What is inside Catapult’s wearable technology?
Inside each device is a tri-axial accelerometers, tri-axial magnetometers, tri-axial gyroscopes, a microprocessor to record over a thousand data points per second in real time and store on the device for post-session analysis, a powerful battery, and a tracking engine that is either GNSS (GPS + GLONASS, for double the satellite reliability), GPS, or LPS (ClearSky, Catapult’s proprietary local positioning system).
What is the difference between GPS and GNSS?
GPS is a satellite navigation system developed by the United States government for the US Department of Defense. It is the most commonly used navigation system in the world, and features 32 satellites across the globe. GLONASS is a satellite navigation system developed by the Russian Aerospace Defence Forces and has 29 total satellites orbiting Earth. GPS, GLONASS, and a handful of other navigation systems that are currently being developed, all fall under the GNSS umbrella. When using a GPS device, you are only accessing GPS satellites; when using a GNSS device, you are accessing every satellite in orbit for greatly enhanced reliability.
What are the benefits of wearable technology over a camera-tracking system?
A camera system is unobtrusive and provides valuable information on tactical information based on athlete position, but wearable technology is the only option for quantifying athlete movement and physical load. Information obtained from a camera-tracking system is generally laborious and manual, relying on people behind the scenes to clean up the data in real time, which can result in errors. Another well-known limitation is that during a congested play, a camera system often loses track of which player is which, resulting in lost or erroneous data.

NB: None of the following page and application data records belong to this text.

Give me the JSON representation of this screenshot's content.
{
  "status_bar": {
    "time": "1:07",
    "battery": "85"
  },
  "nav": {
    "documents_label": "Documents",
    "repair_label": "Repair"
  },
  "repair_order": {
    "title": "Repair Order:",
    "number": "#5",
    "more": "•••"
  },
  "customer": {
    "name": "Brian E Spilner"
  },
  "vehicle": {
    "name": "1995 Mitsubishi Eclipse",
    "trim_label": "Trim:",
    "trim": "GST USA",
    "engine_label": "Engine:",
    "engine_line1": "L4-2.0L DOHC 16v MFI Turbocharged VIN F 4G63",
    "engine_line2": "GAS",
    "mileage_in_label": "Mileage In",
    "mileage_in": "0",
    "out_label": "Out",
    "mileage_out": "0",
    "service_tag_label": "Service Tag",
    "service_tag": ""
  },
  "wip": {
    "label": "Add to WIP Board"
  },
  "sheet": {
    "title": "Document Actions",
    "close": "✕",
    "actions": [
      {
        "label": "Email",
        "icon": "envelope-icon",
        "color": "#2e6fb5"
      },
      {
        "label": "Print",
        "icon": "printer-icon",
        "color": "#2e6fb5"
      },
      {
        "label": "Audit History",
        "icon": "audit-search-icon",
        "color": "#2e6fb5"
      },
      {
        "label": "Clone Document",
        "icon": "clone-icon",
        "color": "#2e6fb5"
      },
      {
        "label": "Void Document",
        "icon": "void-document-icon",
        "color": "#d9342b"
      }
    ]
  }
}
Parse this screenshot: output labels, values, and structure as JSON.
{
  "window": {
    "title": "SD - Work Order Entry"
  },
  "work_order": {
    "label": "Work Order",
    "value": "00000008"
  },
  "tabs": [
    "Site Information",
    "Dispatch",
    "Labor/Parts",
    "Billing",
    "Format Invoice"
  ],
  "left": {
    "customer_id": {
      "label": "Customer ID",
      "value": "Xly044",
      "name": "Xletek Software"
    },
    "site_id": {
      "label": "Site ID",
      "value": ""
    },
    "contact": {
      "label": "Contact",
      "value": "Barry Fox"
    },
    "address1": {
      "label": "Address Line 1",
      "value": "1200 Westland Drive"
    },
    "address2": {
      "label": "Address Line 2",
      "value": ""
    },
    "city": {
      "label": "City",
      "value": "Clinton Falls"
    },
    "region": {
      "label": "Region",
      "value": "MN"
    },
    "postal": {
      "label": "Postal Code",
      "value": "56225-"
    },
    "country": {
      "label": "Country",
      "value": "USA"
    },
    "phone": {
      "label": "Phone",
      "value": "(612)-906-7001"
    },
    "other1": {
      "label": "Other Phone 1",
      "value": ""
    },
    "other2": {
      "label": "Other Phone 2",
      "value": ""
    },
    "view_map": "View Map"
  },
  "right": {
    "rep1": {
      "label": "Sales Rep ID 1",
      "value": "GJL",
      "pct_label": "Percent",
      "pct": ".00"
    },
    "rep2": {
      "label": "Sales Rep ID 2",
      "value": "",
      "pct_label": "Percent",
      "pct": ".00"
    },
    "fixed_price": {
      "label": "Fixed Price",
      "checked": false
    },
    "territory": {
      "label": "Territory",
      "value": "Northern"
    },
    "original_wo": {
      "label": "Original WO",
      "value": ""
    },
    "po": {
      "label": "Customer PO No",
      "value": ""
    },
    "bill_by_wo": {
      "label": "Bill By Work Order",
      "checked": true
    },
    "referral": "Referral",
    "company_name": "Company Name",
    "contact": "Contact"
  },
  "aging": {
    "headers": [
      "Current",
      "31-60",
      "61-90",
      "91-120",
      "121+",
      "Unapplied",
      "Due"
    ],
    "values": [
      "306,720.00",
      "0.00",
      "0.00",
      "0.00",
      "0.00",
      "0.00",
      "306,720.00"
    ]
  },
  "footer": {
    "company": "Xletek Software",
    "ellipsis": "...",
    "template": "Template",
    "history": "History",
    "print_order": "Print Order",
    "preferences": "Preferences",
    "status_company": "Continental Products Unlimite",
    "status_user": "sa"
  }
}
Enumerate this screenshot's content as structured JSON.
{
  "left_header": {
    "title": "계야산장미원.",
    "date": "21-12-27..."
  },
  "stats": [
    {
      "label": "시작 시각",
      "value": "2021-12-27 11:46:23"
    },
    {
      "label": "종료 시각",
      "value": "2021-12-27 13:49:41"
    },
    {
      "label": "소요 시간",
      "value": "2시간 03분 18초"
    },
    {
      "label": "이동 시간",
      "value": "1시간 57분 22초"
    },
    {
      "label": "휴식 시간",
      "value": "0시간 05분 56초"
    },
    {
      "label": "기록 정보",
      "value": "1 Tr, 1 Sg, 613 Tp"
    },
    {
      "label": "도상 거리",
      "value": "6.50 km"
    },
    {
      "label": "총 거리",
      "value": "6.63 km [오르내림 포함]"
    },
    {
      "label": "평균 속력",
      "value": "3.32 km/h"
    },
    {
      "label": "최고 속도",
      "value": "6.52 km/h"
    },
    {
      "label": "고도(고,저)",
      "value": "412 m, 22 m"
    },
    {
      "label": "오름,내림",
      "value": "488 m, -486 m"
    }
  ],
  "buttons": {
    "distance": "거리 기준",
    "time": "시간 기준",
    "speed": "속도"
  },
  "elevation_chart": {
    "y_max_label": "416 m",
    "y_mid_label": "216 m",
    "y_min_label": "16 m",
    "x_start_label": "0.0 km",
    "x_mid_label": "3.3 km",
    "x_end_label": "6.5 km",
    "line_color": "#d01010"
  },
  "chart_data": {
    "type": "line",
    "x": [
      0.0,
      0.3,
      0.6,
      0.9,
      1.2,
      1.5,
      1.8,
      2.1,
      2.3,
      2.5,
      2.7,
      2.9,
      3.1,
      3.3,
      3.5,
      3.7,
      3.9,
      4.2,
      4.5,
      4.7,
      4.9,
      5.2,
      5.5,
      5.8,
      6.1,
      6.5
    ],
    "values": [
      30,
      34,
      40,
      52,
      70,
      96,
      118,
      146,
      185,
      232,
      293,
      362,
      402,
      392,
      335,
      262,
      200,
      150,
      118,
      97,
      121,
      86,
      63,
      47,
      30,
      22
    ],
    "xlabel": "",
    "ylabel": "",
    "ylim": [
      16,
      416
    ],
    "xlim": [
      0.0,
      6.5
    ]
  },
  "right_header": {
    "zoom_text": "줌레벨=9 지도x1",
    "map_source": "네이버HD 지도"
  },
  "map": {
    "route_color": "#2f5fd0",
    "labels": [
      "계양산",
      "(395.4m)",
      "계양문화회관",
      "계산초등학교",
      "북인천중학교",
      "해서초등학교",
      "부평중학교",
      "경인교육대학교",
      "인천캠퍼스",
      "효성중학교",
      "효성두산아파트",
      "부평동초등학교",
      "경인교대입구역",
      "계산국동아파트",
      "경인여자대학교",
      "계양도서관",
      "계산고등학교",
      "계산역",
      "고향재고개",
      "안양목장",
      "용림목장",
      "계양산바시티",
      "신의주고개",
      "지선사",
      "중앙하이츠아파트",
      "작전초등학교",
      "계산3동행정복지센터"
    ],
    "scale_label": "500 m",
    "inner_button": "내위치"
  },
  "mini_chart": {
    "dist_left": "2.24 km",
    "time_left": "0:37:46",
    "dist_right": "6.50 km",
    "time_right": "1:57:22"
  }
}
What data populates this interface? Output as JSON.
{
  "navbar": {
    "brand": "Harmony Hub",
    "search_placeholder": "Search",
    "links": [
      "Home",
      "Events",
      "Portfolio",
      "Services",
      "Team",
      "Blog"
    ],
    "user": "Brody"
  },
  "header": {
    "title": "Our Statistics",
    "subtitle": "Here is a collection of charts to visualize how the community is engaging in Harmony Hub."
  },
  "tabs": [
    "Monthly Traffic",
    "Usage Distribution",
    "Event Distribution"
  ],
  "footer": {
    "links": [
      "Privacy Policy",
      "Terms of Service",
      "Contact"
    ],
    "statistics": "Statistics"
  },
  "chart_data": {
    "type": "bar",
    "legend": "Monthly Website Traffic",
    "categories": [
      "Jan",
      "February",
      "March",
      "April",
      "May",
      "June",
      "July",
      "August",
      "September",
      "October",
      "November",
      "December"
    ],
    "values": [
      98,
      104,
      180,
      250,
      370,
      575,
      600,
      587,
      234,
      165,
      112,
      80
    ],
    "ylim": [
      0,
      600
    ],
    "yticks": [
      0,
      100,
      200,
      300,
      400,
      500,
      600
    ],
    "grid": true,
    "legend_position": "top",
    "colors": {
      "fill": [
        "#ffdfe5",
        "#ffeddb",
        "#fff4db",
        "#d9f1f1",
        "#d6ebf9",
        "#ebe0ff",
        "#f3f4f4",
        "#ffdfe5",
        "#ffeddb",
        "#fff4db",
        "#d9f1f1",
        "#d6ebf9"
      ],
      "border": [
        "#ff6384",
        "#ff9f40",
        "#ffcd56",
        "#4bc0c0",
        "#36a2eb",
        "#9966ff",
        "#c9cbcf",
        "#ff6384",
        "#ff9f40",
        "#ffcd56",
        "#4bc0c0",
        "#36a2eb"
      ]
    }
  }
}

How safe is Catapult data from a security standpoint?
Catapult’s software is a console- and cloud-based analytics platform, meaning your data is accessible on more than one computer. The Amazon Cloud OpenField uses is the same program used by the CIA and every major bank. Data security is one of Catapult’s biggest priorities when setting up clients and everything possible is done to ensure passwords are secure, accounts are locked, and your data is only visible to individuals you assign.
What is the difference between a Global Positioning System (GPS) and a Local Positioning System (LPS)?
The difference between a local positioning system and GPS is that instead of using satellites, LPS works by using short-range signaling beacons (called anchor nodes), each with a known exact location for positioning objects through triangulation techniques. Because GPS satellites are approximately 20,000km from earth, and move at about 14,000km/hour, GPS has limited positional accuracy. As well as the restriction of not working under a closed roof, and showing reduced efficiency in a stadium environment, GPS will provide approximately 1m positional accuracy. In contrast, ClearSky brings the same concept of GPS within a stadium, using the proximity of the anchor nodes to the tracking devices to enable absolute accuracy within 10cm.
How do I explain what Catapult is to the rest of my staff?
If you can measure it, you can manage it. When you jump in your car, how do you know how much fuel you have? How do you know how fast you’re moving in a restricted zone? If you’re driving a manual, how do know when to change gears? What Catapult does is put a dashboard on the athlete’s body. It’s no longer enough to say “he looks tired” - maybe he is or maybe he isn’t, but we can provide you objective to support or contradict your opinion.